• _Instructions to follow_
Copy each line of the entries below that contains the string "emulator".

[Web page and app entries]
────────────────────
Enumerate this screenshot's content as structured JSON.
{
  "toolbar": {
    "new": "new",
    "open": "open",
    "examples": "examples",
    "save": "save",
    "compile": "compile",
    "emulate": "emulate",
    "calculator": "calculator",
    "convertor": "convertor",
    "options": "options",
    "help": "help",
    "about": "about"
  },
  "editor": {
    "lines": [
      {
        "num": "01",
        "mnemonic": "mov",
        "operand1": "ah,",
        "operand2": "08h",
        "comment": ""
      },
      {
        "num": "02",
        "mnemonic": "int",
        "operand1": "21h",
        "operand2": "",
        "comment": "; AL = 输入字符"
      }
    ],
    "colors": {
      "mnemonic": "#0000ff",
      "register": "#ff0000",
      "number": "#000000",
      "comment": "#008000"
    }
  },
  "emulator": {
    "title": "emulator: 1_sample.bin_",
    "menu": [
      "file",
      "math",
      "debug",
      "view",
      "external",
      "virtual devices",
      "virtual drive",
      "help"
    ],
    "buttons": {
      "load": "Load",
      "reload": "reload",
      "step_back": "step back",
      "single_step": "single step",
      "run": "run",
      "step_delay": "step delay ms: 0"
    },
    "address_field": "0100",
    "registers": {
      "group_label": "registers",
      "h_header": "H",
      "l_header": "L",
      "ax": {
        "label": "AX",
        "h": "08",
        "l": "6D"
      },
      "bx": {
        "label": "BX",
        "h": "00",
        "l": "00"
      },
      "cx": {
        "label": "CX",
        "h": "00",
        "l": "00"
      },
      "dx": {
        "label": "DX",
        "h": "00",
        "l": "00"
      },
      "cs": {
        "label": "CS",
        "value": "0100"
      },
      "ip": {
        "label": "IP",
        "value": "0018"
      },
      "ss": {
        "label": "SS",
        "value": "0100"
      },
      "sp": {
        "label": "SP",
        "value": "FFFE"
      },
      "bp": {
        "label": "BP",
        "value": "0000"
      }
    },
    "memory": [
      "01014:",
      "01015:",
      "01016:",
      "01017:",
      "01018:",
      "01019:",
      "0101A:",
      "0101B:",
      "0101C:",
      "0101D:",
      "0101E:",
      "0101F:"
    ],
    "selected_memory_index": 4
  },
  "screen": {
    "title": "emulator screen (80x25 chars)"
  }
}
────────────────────
• _Answer below_
  "emulator": {
    "title": "emulator: 1_sample.bin_",
    "title": "emulator screen (80x25 chars)"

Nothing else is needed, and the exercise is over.